Educators for the Blind Conference

October 8-10, 2009, Macon Georgia

I performed my dramatic one woman show, Vibrations of Laughter -the story of Annie Sullivan, as a keynote before an appreciative audience of teachers for the blind. They graciously gave me a standing ovation. Actually two standing ovations, One for the Annie Sullivan and the other for the evening’s entertainment piece “Blind People Shouldn’t Vacuum” another one of my one-woman shows, sub-titled “An irreverent comedy.”

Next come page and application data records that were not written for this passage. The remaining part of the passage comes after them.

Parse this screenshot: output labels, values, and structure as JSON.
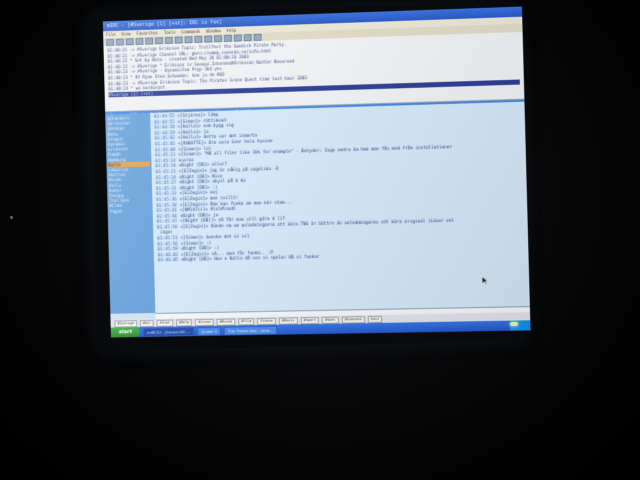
{
  "window": {
    "title": "mIRC - [#Sverige [1] [+nt]: IRC is fun]",
    "menu": [
      "File",
      "View",
      "Favorites",
      "Tools",
      "Commands",
      "Window",
      "Help"
    ]
  },
  "status_pane": {
    "lines": [
      "01:40:21 -> #Sverige Eriksson Topic: Trollfest the Swedish Pirate Party.",
      "01:40:21 -> #Sverige Channel URL: gbrn://wmmq.svenska.se/info.html",
      "01:40:22 * Set by Beta - created Wed May 28 01:00:26 2003",
      "01:40:22 -> #Sverige * Eriksson is Snoopz.Intermed#Eriksson Nutter Reversed",
      "01:40:23 -> #Sverige - DynamicFaa Pryp 3b4 yes",
      "01:40:23 * Rt Ryan Sten Schweden: kan ju de  KKO",
      "01:40:23 -> #Sverige Eriksson Topic: The Pirates Scene Quest time  last hour 2003",
      "01:40:24 * wo bordurpst"
    ],
    "highlight_line": "#Sverige [1] [+nt]"
  },
  "channel_title": "#Sverige [17] [+nt]: Info lite Svensk chat :: Gruppen Fortkörning www.gruppen.se",
  "nicklist": [
    "@ChanServ",
    "@Eriksson",
    "@Snoopz",
    "Beta",
    "Dragon",
    "Dynamic",
    "Eriksson",
    "Gugge",
    "Hamburg",
    "Kalle",
    "Lamarian",
    "Mattias",
    "Nicke",
    "Pelle",
    "Reder",
    "Snoopy",
    "Trollbon",
    "Wilma",
    "Yngve"
  ],
  "selected_nick_index": 9,
  "messages": [
    {
      "ts": "01:44:55",
      "text": "<[Stjärna]> lämp"
    },
    {
      "ts": "01:44:55",
      "text": "<[Simon]> rättiksed"
    },
    {
      "ts": "01:44:58",
      "text": "<[Hulla]> som bygg sig"
    },
    {
      "ts": "01:44:59",
      "text": "<[Holla]> ja"
    },
    {
      "ts": "01:45:02",
      "text": "<[Hollu]> detta var det inmarta"
    },
    {
      "ts": "01:45:05",
      "text": "<[RABATTE]> Dra ovia över hele hyssan"
    },
    {
      "ts": "01:45:08",
      "text": "<[Simon]> lol"
    },
    {
      "ts": "01:45:11",
      "text": "<[Simon]> \"MD all filer like 10% for example\" - Botyder: Inga andra än hem man fås med från installationer"
    },
    {
      "ts": "01:45:14",
      "text": "nuvras"
    },
    {
      "ts": "01:45:18",
      "text": "<Night [DB]> eller?"
    },
    {
      "ts": "01:45:21",
      "text": "<[E]Zegin]> jag är säkig på cogelika -D"
    },
    {
      "ts": "01:45:24",
      "text": "<Night [DB]> Nice"
    },
    {
      "ts": "01:45:27",
      "text": "<Night [DB]> okyil på d do"
    },
    {
      "ts": "01:45:31",
      "text": "<Night [DB]> :)"
    },
    {
      "ts": "01:45:33",
      "text": "<[E]Zegin]> nej"
    },
    {
      "ts": "01:45:36",
      "text": "<[E]Zegin]> men svillt!"
    },
    {
      "ts": "01:45:38",
      "text": "<[E]Zegin]> Man kan funka om man kör utom..."
    },
    {
      "ts": "01:45:41",
      "text": "<[NM]Allil> #lol#leadl"
    },
    {
      "ts": "01:45:44",
      "text": "<Night [DB]> ja"
    },
    {
      "ts": "01:45:47",
      "text": "<[Night [DB]]> nå får man vill göra d lif"
    },
    {
      "ts": "01:45:50",
      "text": "<[E]Zegin]> Kände om om anledningarna att köra TNG är bättre än anledningarna att köra original (Läser vel"
    },
    {
      "ts": "",
      "text": "inge)"
    },
    {
      "ts": "01:45:53",
      "text": "<[Simon]> kanske det ni vil"
    },
    {
      "ts": "01:45:56",
      "text": "<[Simon]> :)"
    },
    {
      "ts": "01:45:59",
      "text": "<Night [DB]> :)"
    },
    {
      "ts": "01:46:02",
      "text": "<[E]Zegin]> vå... men får funka.. :P"
    },
    {
      "ts": "01:46:05",
      "text": "<Night [DB]> Hon e Bolle då oss vi spelar UB vi funkar"
    }
  ],
  "switchbar": [
    "#Sverige",
    "#Kul",
    "#Inet",
    "#Help",
    "#Linux",
    "#Muzak",
    "#Film",
    "Status",
    "#Music",
    "#Sport",
    "#Spel",
    "#Svenska",
    "Quiz"
  ],
  "taskbar": {
    "start_label": "start",
    "tasks": [
      "mIRC32 - [Forum IRC ...",
      "Quake 3",
      "The Pirates Bay - Ame..."
    ],
    "active_task_index": 0
  },
  "colors": {
    "titlebar": "#3a6fd2",
    "nicklist_bg": "#6b9fd4",
    "messages_bg": "#d4e7f6",
    "message_text": "#1f3a78",
    "taskbar": "#2556c2",
    "start_button": "#2d8a33"
  }
}
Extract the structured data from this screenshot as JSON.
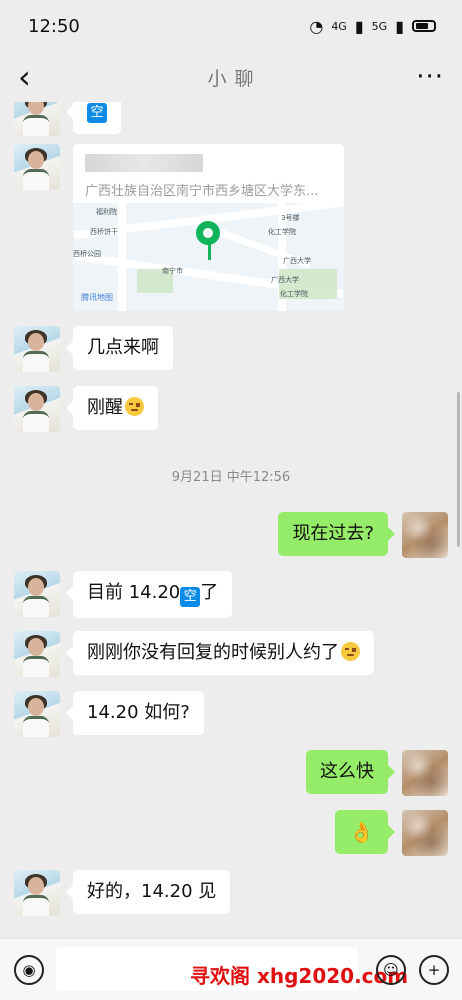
{
  "status": {
    "time": "12:50",
    "network1": "4G",
    "network2": "5G"
  },
  "header": {
    "title": "小 聊",
    "more": "···"
  },
  "messages": [
    {
      "text": "空"
    },
    {
      "address": "广西壮族自治区南宁市西乡塘区大学东...",
      "map_logo": "腾讯地图"
    },
    {
      "text": "几点来啊"
    },
    {
      "text": "刚醒"
    },
    {
      "text": "9月21日 中午12:56"
    },
    {
      "text": "现在过去?"
    },
    {
      "text_prefix": "目前 14.20",
      "text_suffix": "了"
    },
    {
      "text": "刚刚你没有回复的时候别人约了"
    },
    {
      "text": "14.20 如何?"
    },
    {
      "text": "这么快"
    },
    {
      "text": "👌"
    },
    {
      "text": "好的，14.20 见"
    }
  ],
  "map_labels": [
    "福利院",
    "3号楼",
    "西桥饼干",
    "化工学院",
    "西桥公园",
    "广西大学",
    "南宁市",
    "广西大学",
    "化工学院"
  ],
  "bottom": {
    "watermark": "寻欢阁 xhg2020.com"
  }
}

The next day during my talk on literacy I was interrupted by applause twice, once when I said, “Every morning when the American sun touches my cheeks I feel like blossoming because as a blind person In America I found so many opportunities and privileges.”  The next applause interruption came after my statement, “Today there is no reason to be blind and dumb.” I went further to explain what I meant by the word dumb—not to be educated enlightened and informed. For though blind people cannot see to read,   there is an amazing array of aids to make text accessible for reading, writing and research. Each one of these marvelous teachers was there to learn more about the latest technology and how to assist their students.

The exhibitors displayed talking software, voice activated software, sound screen savers, the latest in Braille and large print. As an example of what a visually impaired student can have today, a large flat screen with a camera was on display. The student can point the camera at a smart board and see what has been written on the smart board enlarged on the flat screen in front of the student. With a specialized pen the student can even take tests on the screen.  I drooled over all the aids that make learning so much easier than in my days as a student in South Africa. (I think I’ll follow this post with one on going to school blind in the old days in South Africa.)

When I speak to school children I say I wrote my book See the Ocean with my ears. I continue to explain how voice output software made it possible for me to become a writer speaker and performer. As I met the teachers for the blind and visually impaired at the conference my heart rejoiced over the work they do to uplift and educate those who need it most.

I repeat, each morning when the American sun touches my cheeks, I feel like blossoming.